(Activity) Using the entries that follow, state how many lines contain "localhost", with no other words.

(Dataset extract)
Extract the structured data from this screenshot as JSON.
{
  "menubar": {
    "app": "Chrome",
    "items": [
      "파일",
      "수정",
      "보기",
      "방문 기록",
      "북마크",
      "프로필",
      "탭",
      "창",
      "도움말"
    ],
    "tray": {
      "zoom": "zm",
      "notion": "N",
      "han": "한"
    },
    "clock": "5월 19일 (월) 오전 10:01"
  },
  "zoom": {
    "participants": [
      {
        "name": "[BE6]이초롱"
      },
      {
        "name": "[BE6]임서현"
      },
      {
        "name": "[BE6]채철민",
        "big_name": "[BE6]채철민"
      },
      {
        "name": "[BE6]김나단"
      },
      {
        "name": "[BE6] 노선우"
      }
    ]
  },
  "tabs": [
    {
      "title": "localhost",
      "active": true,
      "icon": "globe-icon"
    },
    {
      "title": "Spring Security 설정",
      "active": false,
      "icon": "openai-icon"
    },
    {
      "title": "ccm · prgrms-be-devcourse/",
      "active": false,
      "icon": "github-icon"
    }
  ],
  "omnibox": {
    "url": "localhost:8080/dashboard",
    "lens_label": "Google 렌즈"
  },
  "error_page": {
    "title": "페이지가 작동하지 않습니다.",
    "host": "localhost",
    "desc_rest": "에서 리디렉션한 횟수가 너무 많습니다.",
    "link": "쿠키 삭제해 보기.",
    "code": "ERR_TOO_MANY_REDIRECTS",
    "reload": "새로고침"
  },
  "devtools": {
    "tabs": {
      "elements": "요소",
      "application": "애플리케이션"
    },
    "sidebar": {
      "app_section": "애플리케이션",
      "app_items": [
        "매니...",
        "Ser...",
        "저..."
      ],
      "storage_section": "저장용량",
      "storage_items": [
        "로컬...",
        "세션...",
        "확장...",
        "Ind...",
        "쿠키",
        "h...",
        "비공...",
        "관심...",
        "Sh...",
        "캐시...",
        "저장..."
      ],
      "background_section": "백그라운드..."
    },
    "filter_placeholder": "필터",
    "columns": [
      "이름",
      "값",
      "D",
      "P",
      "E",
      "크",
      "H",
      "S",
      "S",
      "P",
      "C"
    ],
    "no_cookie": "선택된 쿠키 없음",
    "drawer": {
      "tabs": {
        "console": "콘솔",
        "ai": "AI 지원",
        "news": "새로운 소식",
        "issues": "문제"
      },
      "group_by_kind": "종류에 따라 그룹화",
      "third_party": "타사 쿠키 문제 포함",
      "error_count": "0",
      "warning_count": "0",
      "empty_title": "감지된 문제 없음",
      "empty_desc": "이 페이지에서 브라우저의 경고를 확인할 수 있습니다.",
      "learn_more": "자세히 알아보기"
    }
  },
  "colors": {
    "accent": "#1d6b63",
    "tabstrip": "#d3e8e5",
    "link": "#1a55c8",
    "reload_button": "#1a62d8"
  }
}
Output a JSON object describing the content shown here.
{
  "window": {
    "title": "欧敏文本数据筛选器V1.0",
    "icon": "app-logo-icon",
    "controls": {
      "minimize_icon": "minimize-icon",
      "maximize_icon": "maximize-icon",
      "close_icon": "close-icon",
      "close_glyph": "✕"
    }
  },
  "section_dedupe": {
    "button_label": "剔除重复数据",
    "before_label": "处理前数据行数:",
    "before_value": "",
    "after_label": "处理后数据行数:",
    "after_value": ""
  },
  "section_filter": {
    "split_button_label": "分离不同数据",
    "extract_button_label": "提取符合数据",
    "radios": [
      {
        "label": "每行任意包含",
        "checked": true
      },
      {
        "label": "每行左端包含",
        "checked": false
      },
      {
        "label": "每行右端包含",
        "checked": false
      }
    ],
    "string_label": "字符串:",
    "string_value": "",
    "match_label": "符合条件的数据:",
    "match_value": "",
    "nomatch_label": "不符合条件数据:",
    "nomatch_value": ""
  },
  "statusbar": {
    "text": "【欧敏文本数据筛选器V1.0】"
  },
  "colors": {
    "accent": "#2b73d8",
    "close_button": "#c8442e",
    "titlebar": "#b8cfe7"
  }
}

(Answer) 3